- [Exercise]
Nothing in the listing should be altered when it is copied, and no picture goes into the copy.

■ ■ ■ ■ ■ ■ ■

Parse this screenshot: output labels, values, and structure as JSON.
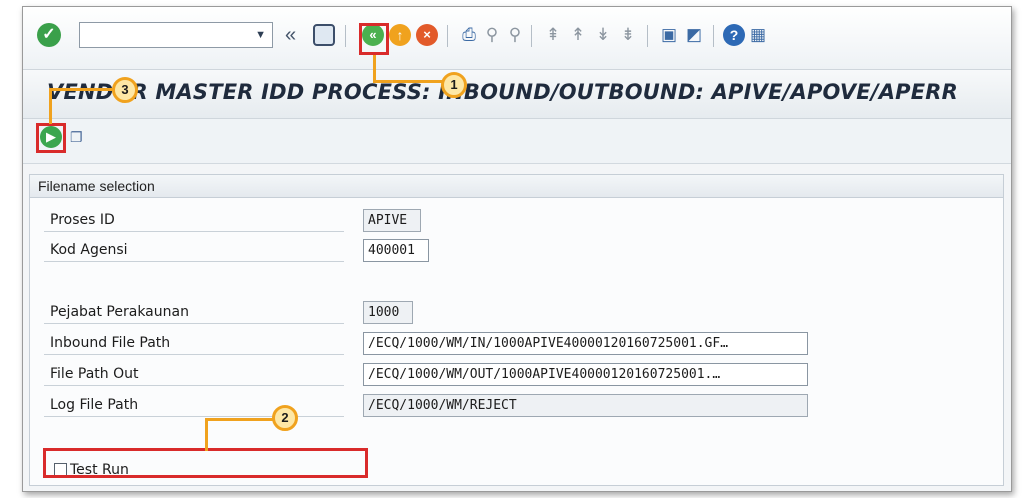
{
  "toolbar": {
    "command_field_value": "",
    "back_double_chevron": "«",
    "icons": [
      "checkmark-icon",
      "save-icon",
      "back-icon",
      "exit-icon",
      "cancel-icon",
      "print-icon",
      "find-icon",
      "find-next-icon",
      "first-page-icon",
      "previous-page-icon",
      "next-page-icon",
      "last-page-icon",
      "create-session-icon",
      "shortcut-icon",
      "help-icon",
      "customize-layout-icon"
    ]
  },
  "title": "VENDOR MASTER IDD PROCESS: INBOUND/OUTBOUND: APIVE/APOVE/APERR",
  "app_toolbar": {
    "icons": [
      "execute-icon",
      "get-variant-icon"
    ]
  },
  "group": {
    "header": "Filename selection",
    "fields": [
      {
        "label": "Proses ID",
        "value": "APIVE"
      },
      {
        "label": "Kod Agensi",
        "value": "400001"
      },
      {
        "label": "Pejabat Perakaunan",
        "value": "1000"
      },
      {
        "label": "Inbound File Path",
        "value": "/ECQ/1000/WM/IN/1000APIVE40000120160725001.GF…"
      },
      {
        "label": "File Path Out",
        "value": "/ECQ/1000/WM/OUT/1000APIVE40000120160725001.…"
      },
      {
        "label": "Log File Path",
        "value": "/ECQ/1000/WM/REJECT"
      }
    ],
    "checkbox": {
      "label": "Test Run",
      "checked": false
    }
  },
  "annotations": {
    "callout_1": "1",
    "callout_2": "2",
    "callout_3": "3",
    "color": "#f0a21e",
    "highlight_color": "#d92b2b"
  },
  "colors": {
    "ok_green": "#3aa04a",
    "title_text": "#1f2b3d"
  }
}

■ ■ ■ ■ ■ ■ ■

- [Task response]
Parse this screenshot: output labels, values, and structure as JSON.
{
  "toolbar": {
    "command_field_value": "",
    "back_double_chevron": "«",
    "icons": [
      "checkmark-icon",
      "save-icon",
      "back-icon",
      "exit-icon",
      "cancel-icon",
      "print-icon",
      "find-icon",
      "find-next-icon",
      "first-page-icon",
      "previous-page-icon",
      "next-page-icon",
      "last-page-icon",
      "create-session-icon",
      "shortcut-icon",
      "help-icon",
      "customize-layout-icon"
    ]
  },
  "title": "VENDOR MASTER IDD PROCESS: INBOUND/OUTBOUND: APIVE/APOVE/APERR",
  "app_toolbar": {
    "icons": [
      "execute-icon",
      "get-variant-icon"
    ]
  },
  "group": {
    "header": "Filename selection",
    "fields": [
      {
        "label": "Proses ID",
        "value": "APIVE"
      },
      {
        "label": "Kod Agensi",
        "value": "400001"
      },
      {
        "label": "Pejabat Perakaunan",
        "value": "1000"
      },
      {
        "label": "Inbound File Path",
        "value": "/ECQ/1000/WM/IN/1000APIVE40000120160725001.GF…"
      },
      {
        "label": "File Path Out",
        "value": "/ECQ/1000/WM/OUT/1000APIVE40000120160725001.…"
      },
      {
        "label": "Log File Path",
        "value": "/ECQ/1000/WM/REJECT"
      }
    ],
    "checkbox": {
      "label": "Test Run",
      "checked": false
    }
  },
  "annotations": {
    "callout_1": "1",
    "callout_2": "2",
    "callout_3": "3",
    "color": "#f0a21e",
    "highlight_color": "#d92b2b"
  },
  "colors": {
    "ok_green": "#3aa04a",
    "title_text": "#1f2b3d"
  }
}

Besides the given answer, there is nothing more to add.